Our View: Lead Metra on fresh new course
Marc Munaretto will have his work cut out for him if the McHenry County Board on Tuesday approves his nomination to represent the county on the Metra Board.
A former County Board member himself, Munaretto was chosen by County Board Chairwoman Tina Hill to replace Jack Schaffer, whose term expires June 30. Schaffer is not seeking reappointment.
Metra’s problems are well-documented. The suburban transportation agency is in desperate need of infrastructure upgrades but has no money to pay for them, in large part because of years of mismanagement and corruption.
Former Metra CEO Phil Pagano stepped in front of one of his own trains in 2010 just hours before the Metra Board was set to fire him for stealing $475,000 from the agency.
Pagano’s replacement, CEO Alex Clifford, seemed to have Metra back on the right track until he was summarily forced out for, he says, not caving to the patronage demands of politicians such as powerful House Speaker Michael Madigan. With eight months remaining on Clifford’s contract, the Metra Board in 2013 approved a $718,000 severance package that included terms that Clifford not discuss why he was leaving the agency.
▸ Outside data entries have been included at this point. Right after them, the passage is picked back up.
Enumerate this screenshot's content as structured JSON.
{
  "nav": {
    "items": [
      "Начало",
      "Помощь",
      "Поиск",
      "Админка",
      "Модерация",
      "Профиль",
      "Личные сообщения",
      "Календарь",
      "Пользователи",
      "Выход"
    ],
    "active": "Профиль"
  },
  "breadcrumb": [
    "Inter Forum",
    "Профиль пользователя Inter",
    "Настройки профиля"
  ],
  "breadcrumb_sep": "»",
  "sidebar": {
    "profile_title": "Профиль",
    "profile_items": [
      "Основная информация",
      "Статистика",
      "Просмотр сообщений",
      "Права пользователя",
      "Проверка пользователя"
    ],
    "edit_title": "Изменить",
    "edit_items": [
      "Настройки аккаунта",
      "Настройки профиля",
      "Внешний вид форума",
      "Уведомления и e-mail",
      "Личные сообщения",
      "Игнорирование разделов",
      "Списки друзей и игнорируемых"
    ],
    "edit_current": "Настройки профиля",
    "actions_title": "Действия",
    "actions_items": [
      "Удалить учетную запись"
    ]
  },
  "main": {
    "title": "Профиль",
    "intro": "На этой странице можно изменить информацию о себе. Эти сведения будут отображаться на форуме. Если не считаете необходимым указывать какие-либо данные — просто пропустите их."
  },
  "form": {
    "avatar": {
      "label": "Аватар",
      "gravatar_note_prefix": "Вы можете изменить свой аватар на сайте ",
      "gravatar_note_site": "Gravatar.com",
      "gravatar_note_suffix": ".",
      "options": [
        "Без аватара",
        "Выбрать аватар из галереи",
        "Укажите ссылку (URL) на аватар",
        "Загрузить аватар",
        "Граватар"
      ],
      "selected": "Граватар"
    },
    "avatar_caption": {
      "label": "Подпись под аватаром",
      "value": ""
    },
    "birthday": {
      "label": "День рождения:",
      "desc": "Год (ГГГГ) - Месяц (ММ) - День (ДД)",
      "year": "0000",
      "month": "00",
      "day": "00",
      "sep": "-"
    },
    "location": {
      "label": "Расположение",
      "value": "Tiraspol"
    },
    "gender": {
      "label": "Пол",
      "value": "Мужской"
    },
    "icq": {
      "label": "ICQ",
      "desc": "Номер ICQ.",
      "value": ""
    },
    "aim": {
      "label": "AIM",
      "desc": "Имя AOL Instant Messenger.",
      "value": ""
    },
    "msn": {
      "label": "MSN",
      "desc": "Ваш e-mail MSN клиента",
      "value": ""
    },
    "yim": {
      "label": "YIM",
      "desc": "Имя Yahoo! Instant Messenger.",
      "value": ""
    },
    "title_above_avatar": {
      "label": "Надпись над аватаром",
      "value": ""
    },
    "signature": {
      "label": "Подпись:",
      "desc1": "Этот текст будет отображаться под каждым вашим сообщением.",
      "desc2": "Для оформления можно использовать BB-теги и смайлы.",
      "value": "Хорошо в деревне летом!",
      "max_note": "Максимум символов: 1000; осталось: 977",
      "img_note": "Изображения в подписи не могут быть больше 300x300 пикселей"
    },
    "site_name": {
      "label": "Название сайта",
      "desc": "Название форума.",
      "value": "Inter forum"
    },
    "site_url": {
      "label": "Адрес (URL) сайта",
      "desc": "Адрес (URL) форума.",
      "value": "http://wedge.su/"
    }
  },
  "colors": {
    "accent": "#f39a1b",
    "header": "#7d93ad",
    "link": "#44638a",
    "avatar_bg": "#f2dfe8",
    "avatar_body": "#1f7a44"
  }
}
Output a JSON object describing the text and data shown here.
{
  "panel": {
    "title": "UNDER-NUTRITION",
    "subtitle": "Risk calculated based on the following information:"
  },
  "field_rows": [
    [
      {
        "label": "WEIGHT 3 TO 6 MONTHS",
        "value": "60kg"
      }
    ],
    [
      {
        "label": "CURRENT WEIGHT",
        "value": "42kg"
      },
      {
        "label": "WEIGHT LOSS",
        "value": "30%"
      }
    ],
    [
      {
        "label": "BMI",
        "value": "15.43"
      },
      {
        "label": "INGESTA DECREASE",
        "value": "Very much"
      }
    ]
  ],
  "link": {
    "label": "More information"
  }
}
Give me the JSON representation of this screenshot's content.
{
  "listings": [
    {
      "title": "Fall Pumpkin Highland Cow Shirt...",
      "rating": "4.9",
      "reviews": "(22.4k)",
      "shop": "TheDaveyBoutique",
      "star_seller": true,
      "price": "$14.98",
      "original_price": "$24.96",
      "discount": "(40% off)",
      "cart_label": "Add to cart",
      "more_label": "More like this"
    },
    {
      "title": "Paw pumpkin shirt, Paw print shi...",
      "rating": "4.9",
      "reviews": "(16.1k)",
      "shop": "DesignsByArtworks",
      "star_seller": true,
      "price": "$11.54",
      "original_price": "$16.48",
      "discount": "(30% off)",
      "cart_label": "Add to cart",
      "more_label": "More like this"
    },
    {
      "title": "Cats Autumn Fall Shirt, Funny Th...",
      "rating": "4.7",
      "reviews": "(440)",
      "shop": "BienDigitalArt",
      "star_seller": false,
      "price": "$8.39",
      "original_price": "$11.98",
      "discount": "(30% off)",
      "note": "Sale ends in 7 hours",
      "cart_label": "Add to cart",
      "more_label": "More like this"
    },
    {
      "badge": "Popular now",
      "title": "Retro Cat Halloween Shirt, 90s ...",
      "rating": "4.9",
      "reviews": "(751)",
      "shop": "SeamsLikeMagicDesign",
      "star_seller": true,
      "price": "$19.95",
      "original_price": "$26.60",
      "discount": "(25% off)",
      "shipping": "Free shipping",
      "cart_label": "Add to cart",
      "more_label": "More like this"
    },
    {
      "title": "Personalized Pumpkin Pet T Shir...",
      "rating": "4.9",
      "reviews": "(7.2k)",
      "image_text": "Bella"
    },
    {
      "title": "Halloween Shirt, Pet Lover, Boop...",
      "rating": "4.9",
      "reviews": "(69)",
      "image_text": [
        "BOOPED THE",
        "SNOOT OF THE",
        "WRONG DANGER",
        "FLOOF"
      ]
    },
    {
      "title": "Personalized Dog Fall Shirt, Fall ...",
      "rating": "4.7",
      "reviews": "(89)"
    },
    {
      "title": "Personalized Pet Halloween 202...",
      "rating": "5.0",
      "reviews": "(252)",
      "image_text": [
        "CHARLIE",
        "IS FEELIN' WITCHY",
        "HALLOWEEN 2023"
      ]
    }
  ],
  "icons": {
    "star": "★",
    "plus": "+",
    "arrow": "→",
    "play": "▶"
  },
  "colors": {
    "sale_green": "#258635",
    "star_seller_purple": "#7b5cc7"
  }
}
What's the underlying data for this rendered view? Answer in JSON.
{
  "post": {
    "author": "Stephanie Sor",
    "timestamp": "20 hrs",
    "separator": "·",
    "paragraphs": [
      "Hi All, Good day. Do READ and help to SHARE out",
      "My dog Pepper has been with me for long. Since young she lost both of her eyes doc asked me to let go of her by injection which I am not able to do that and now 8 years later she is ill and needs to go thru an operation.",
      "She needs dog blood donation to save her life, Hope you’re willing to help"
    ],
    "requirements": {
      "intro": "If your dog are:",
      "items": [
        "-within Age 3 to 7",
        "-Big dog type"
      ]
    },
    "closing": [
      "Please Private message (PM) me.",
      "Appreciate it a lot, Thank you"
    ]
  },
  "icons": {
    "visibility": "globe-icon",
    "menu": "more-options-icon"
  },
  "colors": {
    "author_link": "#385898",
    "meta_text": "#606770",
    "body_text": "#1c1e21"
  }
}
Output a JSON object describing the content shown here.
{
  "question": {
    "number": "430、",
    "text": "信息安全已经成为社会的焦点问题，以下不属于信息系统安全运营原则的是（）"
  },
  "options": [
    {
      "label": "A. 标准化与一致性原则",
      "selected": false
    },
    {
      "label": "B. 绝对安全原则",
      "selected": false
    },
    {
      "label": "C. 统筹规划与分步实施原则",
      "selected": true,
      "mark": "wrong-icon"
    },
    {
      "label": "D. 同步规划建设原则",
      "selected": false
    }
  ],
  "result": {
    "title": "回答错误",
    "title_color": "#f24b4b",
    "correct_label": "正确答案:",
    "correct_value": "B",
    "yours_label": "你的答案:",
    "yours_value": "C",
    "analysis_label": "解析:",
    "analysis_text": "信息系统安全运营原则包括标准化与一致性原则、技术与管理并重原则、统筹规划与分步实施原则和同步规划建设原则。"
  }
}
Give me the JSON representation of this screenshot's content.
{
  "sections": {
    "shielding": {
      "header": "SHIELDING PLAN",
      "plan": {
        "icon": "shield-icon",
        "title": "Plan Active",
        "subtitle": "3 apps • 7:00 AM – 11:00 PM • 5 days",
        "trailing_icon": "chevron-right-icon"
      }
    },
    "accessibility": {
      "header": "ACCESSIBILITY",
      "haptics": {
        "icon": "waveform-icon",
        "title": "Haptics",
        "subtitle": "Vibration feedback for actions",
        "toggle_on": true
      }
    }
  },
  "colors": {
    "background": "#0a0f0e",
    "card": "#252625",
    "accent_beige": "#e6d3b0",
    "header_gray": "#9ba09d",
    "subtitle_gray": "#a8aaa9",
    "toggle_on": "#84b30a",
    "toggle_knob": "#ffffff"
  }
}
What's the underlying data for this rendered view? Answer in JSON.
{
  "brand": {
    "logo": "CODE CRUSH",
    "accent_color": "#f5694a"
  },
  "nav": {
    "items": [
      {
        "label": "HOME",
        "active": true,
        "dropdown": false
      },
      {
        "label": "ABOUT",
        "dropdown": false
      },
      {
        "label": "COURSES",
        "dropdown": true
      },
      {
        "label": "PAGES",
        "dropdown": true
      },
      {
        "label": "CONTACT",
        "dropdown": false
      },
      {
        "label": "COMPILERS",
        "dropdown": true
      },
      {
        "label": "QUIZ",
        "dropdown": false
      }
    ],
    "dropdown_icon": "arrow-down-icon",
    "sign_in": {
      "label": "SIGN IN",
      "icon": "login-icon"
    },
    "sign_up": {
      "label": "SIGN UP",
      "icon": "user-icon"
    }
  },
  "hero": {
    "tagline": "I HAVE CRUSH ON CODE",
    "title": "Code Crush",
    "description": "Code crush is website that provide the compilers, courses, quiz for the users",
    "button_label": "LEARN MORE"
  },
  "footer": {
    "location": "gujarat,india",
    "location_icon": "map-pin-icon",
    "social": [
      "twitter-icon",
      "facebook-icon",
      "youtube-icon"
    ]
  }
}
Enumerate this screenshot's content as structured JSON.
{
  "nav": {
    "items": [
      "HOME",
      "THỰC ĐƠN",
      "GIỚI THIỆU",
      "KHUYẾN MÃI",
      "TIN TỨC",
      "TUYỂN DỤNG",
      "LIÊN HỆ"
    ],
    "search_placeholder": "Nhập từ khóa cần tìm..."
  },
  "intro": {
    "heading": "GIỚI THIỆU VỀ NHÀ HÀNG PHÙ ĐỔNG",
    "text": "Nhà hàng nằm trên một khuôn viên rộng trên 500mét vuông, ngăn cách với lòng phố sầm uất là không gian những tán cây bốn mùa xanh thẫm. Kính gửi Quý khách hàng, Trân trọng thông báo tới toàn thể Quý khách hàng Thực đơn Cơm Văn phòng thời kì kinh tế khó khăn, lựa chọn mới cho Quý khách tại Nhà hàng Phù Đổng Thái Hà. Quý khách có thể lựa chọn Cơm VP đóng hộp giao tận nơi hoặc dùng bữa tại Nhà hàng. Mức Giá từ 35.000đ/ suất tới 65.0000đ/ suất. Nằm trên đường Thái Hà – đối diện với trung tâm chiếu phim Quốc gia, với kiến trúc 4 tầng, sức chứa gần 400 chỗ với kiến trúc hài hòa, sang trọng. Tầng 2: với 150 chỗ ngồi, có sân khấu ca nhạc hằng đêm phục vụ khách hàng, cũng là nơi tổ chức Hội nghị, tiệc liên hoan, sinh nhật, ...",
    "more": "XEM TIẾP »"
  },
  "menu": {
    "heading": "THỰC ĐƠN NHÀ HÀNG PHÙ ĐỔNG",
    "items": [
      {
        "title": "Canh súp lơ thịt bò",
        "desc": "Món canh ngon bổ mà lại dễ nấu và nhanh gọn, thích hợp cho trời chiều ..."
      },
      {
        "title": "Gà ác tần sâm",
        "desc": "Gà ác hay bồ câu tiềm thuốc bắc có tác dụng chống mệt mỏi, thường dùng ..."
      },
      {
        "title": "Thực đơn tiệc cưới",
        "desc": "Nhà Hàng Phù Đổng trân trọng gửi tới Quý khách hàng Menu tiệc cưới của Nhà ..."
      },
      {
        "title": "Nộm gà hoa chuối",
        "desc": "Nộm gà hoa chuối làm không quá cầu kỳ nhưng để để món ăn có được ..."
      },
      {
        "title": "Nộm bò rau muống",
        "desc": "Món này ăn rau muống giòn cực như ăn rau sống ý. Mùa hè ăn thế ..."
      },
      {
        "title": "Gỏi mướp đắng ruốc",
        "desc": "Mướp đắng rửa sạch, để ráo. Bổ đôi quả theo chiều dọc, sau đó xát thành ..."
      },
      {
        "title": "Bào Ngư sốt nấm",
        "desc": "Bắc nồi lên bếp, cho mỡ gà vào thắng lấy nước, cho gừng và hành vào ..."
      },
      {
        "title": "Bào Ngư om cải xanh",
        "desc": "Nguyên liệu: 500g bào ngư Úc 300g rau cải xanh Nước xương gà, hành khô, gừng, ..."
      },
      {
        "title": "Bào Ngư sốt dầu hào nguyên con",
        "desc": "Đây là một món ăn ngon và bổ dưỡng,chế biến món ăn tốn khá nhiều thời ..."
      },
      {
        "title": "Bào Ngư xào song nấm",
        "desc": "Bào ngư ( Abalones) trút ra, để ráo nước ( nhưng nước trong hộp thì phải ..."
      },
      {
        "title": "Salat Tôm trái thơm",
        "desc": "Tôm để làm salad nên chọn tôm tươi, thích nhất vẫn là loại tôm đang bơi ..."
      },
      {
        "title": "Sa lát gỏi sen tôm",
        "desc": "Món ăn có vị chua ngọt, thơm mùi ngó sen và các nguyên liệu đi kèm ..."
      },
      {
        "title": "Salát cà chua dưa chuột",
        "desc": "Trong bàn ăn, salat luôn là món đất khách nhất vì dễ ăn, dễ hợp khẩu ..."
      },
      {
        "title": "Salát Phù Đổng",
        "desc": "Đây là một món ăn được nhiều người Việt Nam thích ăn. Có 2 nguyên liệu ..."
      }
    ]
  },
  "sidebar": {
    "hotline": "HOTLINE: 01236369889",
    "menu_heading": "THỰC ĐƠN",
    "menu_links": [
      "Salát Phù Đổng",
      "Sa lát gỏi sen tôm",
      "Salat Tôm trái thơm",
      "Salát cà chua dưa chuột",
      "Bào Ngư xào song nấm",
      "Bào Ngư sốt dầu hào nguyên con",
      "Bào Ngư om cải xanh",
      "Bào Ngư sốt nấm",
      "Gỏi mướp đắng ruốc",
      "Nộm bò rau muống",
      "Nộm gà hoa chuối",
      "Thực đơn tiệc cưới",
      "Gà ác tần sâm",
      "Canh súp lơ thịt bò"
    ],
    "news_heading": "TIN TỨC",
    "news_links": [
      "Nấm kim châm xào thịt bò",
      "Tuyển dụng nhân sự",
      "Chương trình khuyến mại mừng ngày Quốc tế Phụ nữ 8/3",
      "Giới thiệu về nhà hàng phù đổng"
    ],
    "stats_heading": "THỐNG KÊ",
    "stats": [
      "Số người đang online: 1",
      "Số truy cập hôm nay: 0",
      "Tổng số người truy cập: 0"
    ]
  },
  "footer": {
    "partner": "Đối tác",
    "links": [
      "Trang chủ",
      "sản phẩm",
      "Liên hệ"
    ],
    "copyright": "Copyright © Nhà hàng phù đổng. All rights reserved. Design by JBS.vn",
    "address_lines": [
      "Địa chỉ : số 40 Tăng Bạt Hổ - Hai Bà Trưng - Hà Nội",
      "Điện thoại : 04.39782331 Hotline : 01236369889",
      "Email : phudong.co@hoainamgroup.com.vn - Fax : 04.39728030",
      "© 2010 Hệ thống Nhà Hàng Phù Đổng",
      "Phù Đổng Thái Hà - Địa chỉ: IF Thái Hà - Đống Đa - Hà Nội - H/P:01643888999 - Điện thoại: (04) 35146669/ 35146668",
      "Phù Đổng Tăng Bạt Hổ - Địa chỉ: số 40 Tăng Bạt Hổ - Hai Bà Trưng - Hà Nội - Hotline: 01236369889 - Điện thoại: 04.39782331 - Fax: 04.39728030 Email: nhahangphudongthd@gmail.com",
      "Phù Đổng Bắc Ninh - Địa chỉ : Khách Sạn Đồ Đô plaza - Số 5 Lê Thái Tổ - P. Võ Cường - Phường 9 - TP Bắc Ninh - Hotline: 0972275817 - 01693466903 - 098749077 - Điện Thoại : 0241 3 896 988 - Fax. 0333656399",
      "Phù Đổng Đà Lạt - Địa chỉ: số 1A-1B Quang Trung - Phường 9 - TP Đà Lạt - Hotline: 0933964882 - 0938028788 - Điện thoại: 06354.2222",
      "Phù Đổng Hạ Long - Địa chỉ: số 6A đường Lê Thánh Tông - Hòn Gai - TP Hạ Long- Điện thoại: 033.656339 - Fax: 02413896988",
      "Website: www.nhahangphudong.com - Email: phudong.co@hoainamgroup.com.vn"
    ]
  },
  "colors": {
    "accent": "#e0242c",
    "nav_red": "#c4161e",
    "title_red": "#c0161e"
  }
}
His allegations came to light only after angry state lawmakers demanded answers.
Needless to say, Metra’s recent history is not a good one.
That said, we recognize Metra’s importance to area residents. Thousands use Metra trains to commute to jobs in the nearer suburbs and the city. The service it provides is vital to the economies of McHenry and other collar counties.
But Metra needs a thorough cleansing.
Munaretto has a strong financial background. He was the longtime chairman of the County Board Finance and Audit Committee during a time when county government was able to obtain its top-notch credit rating. This Editorial Board often endorsed Munaretto’s candidacy.
But we also were critical of him and a few other County Board members who participated in an illegal committee meeting in 2011 where redistricting was discussed outside of public scrutiny.
Metra is in the public’s disfavor in part because of a similar lack of transparency.
We trust Munaretto has learned from his earlier mistake. He must make sure Metra’s business is conducted in an open and honest manner. He says he has ideas he wants to explore with Metra staff that could bring about the much-needed infrastructure improvements, as well as expand service to McHenry County.
We hope Munaretto is successful.
Like state government overall, Metra needs to be led in a new direction.